In animal studies, too high of pressure induces cataracts and can also cause sinus issues. Some report temporary vision changes, but these clear once the treatments finish. Because 98% of the bacteria in the gut microbiome are anaerobic, one should consider supplementing with Probiotics.
Some HBOT centers suggest taking antioxidants to help counter oxidative stress when using high doses.
Hyperbaric Oxygen Therapy at Home
It’s wonderful that we can now harness the power of oxygen in the privacy of our own homes. (And spend less money while getting to keep the device.)
The brands I recommend are:
- Hbot Plus – They offer two soft-shell options, one for sitting and one for lying down. They also have one hard-shell design.
- HyperbaricPro – They have soft-shell designs for lying down, those in wheelchairs, and multiple people at once, in addition to hard-shell models.
I got to experience hyperbaric oxygen with a friend who was battling Lyme Disease.

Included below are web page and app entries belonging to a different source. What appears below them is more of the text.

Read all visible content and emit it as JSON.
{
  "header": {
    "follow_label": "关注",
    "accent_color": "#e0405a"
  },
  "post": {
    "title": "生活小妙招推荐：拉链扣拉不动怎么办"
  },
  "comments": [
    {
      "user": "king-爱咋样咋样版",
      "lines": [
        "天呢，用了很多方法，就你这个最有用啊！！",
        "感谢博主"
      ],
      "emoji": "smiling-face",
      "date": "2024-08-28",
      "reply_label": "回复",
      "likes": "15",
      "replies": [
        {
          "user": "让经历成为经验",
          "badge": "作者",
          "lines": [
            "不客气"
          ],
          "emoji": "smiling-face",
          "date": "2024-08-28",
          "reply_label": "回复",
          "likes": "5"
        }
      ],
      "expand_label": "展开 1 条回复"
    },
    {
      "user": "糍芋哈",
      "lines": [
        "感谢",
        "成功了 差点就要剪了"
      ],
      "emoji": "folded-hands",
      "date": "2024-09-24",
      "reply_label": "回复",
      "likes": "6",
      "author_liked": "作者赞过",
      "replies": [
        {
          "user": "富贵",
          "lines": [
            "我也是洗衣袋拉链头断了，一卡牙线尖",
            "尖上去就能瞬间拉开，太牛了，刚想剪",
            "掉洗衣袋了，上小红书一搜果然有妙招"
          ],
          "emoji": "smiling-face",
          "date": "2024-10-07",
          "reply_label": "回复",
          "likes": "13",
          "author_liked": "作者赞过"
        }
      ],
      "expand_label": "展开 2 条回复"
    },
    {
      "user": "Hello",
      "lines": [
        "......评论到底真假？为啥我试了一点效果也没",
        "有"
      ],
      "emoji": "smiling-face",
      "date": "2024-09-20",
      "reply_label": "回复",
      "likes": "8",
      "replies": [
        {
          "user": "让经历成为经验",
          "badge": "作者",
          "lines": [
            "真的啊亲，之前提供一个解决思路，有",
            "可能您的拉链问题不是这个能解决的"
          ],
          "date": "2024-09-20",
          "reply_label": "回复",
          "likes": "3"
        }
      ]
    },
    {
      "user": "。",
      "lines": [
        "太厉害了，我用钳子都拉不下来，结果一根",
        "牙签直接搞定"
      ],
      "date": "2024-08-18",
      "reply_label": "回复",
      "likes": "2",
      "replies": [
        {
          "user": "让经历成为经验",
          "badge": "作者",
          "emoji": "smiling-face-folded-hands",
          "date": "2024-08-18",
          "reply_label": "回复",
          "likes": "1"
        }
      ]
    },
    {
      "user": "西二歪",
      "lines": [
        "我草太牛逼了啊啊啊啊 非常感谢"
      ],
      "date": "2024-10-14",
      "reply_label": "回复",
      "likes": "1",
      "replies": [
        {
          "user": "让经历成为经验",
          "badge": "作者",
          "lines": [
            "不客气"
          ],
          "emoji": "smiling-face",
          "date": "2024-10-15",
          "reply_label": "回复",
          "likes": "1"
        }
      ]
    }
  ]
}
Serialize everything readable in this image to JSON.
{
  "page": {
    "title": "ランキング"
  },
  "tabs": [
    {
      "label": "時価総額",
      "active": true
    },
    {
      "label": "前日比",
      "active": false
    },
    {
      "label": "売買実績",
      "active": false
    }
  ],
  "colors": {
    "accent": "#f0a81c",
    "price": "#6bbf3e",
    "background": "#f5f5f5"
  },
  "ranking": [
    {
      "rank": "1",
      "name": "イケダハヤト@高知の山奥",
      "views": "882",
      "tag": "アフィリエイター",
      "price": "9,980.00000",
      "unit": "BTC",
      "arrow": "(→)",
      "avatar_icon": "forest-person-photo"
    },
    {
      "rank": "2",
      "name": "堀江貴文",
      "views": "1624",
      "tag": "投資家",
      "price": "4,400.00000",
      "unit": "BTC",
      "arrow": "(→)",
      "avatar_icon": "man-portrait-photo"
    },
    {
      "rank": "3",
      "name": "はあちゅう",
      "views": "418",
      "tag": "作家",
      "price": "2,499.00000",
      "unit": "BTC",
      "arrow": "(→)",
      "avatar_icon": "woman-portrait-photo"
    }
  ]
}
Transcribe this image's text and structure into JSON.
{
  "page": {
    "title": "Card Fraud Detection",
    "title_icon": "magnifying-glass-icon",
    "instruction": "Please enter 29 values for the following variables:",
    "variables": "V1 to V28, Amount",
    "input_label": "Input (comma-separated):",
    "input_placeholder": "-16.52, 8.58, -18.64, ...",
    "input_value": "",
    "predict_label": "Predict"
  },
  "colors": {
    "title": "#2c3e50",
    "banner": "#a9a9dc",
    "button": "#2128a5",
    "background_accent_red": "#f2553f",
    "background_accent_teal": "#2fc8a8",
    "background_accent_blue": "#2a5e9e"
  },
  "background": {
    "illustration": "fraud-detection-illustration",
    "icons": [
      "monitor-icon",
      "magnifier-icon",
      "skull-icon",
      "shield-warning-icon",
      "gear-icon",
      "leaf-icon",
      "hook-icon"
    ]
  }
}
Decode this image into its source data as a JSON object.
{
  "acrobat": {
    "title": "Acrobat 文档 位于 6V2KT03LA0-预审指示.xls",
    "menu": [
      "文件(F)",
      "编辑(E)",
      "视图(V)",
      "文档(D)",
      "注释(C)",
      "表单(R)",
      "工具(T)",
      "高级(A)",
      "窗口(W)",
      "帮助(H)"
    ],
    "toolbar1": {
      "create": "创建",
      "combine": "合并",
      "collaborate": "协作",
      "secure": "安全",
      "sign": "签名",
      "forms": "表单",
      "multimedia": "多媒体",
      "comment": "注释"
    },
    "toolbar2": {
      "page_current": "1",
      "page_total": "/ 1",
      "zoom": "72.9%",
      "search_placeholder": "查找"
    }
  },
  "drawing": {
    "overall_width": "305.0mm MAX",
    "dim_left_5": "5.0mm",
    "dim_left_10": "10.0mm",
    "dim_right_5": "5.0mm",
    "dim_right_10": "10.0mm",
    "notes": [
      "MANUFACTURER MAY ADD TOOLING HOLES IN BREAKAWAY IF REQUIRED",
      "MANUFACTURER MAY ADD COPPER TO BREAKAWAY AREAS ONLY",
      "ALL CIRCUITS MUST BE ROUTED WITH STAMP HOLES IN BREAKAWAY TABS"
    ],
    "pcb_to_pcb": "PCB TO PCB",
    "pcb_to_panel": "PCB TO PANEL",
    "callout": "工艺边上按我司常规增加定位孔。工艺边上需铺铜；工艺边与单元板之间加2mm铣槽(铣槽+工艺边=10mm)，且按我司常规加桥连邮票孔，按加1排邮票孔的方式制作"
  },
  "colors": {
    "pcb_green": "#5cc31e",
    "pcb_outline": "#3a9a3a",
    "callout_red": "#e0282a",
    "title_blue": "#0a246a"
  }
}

Like when I’ve gone underwater diving, you can feel a little pressure inside your ears and on your skin. It’s almost like you’re in an airplane where your ears pop when you open your mouth. I like to chew gum while in it to help with the pressure.
This article was medically reviewed by Dr. Tim Jackson. He is a Doctor of Physical Therapy and Orthopedic Rehabilitation, and a Functional Medicine provider. He holds a B.S. Degree in Health Science and Chemistry from Wake Forest University. As always, this is not personal medical advice and we recommend that you talk with your doctor.
Have you tried hyperbaric oxygen therapy yet? Will you try it?
Discussion (1 Comments)
I love HBOT! I recently became pregnant and my treatment center said it’s pretty safe to do still pregnant. But I have been reading online where it might not be safe. Any insight on pregnancy and HBOT?